Monday, June 23, 2008

The Overnight, chapter 1

Warning: I'll be doing some recaps of the Overnight walk I did this past weekend. There will be very few jokes. There will be higher word counts. Shorter posts with more jokes will be interspersed.

It was 2:30 in the afternoon and the walk didn't start for five hours so after registering at Seattle Center's Center House I was just going to leave for a while, get some dinner, a bucket of coffee. But I noticed a lot of people who seemed connected to the walk were milling about the Mural Amphitheater and wearing beads, like plastic Mardi Gras beads. Awfully festive for a suicide walk, I thought. Turns out everyone is asked to wear beads corresponding to how suicide has been a part of their lives. So if you lost a child to suicide, white beads. A parent? Gold beads. Purple was for people who lost a friend. Red for people who lost a spouse or partner. If you have battled depression personally, you wore green. Everyone got blue also for supporting the cause. I went to the table and accepted a blue strand as well as an orange one, which was the color for people who have lost siblings.

All who registered for the walk had been given white paper bags. These would eventually have candles placed inside them and be placed on the ground where the walk ended. Walkers were asked to personalize them in some way and many people had attached photos or art work. I had my bag but had not decorated it. I didn't know what to say. I went up to the table where we were supposed to drop them off. They had magic markers there so I grabbed one and wrote:

"Rick Moe
8-24-62 - 4-4-07"

And handed it in and walked away. About 100 feet away I remembered something and walked back and had the volunteer dig out the bag. I added "Father" after "Friend". Rick's daughter Sophia was born three months after he died.

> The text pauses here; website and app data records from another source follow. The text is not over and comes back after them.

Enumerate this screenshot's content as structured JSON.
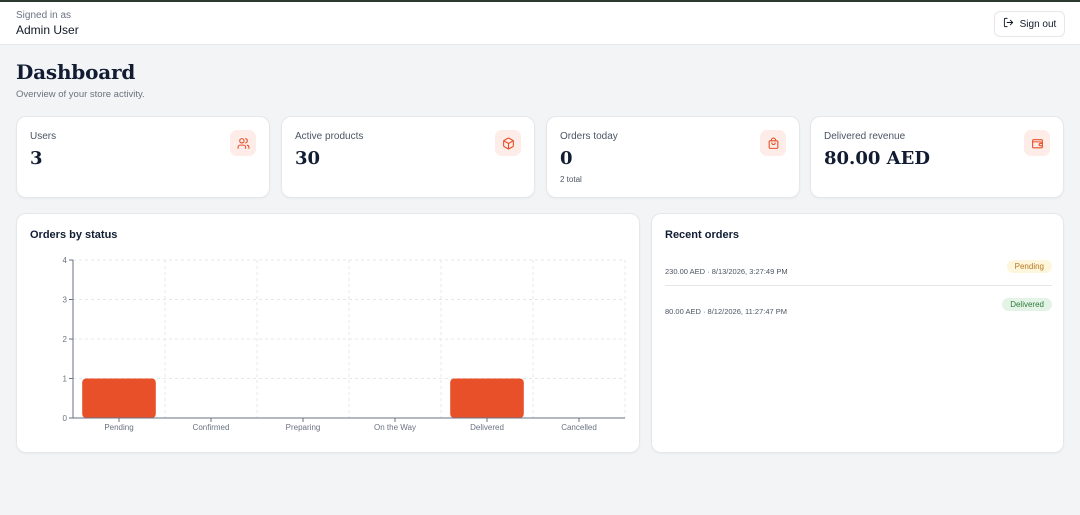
{
  "header": {
    "signed_in_label": "Signed in as",
    "user_name": "Admin User",
    "sign_out_label": "Sign out"
  },
  "page": {
    "title": "Dashboard",
    "subtitle": "Overview of your store activity."
  },
  "stats": [
    {
      "label": "Users",
      "value": "3",
      "note": "",
      "icon": "users-icon"
    },
    {
      "label": "Active products",
      "value": "30",
      "note": "",
      "icon": "package-icon"
    },
    {
      "label": "Orders today",
      "value": "0",
      "note": "2 total",
      "icon": "shopping-bag-icon"
    },
    {
      "label": "Delivered revenue",
      "value": "80.00 AED",
      "note": "",
      "icon": "wallet-icon"
    }
  ],
  "orders_panel": {
    "title": "Orders by status"
  },
  "recent_orders": {
    "title": "Recent orders",
    "items": [
      {
        "text": "230.00 AED · 8/13/2026, 3:27:49 PM",
        "status": "Pending"
      },
      {
        "text": "80.00 AED · 8/12/2026, 11:27:47 PM",
        "status": "Delivered"
      }
    ]
  },
  "colors": {
    "accent": "#e8502a",
    "icon_bg": "#fdece7",
    "pending_bg": "#fdf6dc",
    "pending_text": "#b7791f",
    "delivered_bg": "#e3f4e6",
    "delivered_text": "#2f7a3b"
  },
  "chart_data": {
    "type": "bar",
    "categories": [
      "Pending",
      "Confirmed",
      "Preparing",
      "On the Way",
      "Delivered",
      "Cancelled"
    ],
    "values": [
      1,
      0,
      0,
      0,
      1,
      0
    ],
    "ylim": [
      0,
      4
    ],
    "yticks": [
      0,
      1,
      2,
      3,
      4
    ],
    "grid": true,
    "color": "#e8502a"
  }
}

Then I went to get some Pad Thai. And insoles for my shoes. And that bucket of coffee.

When I returned to the Seattle Center at around 6:30 that evening I noticed all the teams. Groups of people seated on the lawn together in matching t-shirts that depicted who they were walking for. Pictures pinned to backs, pictures held on sticks, pictures clutched in hands. Pictures of young men, middle-aged women, elderly people, more young men. Lots of young men. I realized that most people on this walk are walking with someone else – friends, husbands, wives, sons and daughters. Me, I’m walking alone. I’m alone. It would have been nice to be with someone for this thing but then again, we all ultimately walk through the experience alone so I might as well walk through this alone.

There were about 1100 walkers in all and all wearing beads so just by looking at people you knew a lot about the most horrible day of their lives. So that lady lost her child. That guy lost a parent. The other fellow battled depression. And everyone wore beads. Suicide and depression is something people kept hidden most of the time but here it was all out in the open. Before the walk started someone got up and spoke. She had lost a son and had done several walks. She said that on her first walk she didn’t talk to anyone, the pain was too great. But in later walks she found that her pain was so great she had to talk to people and her pain was so great she had to hear other people’s stories. She encouraged us all to talk to each other out there.

Soon we were off, leaving Seattle Center and heading south on 2nd toward downtown. An older woman walking next to me asked who I was walking for. “My brother,” I said. I was hesitant to say much more but only for a few seconds and then I told her everything. She was wearing a green t-shirt with a picture of a young man on it. She wore white beads. “Tell me about your son,” I said. She told me about Rob.

“He died when he was 22 years old,” she said. “He would have been 33 next week.” She didn’t say this with sorrow or tears or pride or anything. She said this as a fact. He would have been 33. He never got to be 33.

I’ll stop there. More soon and photos.



Suzanne said...

Thanks for posting this...waiting to hear more.

Heather said...

I don't know what to say. I just want you to keep writing this.

Tina Rowley said...

What Heather said.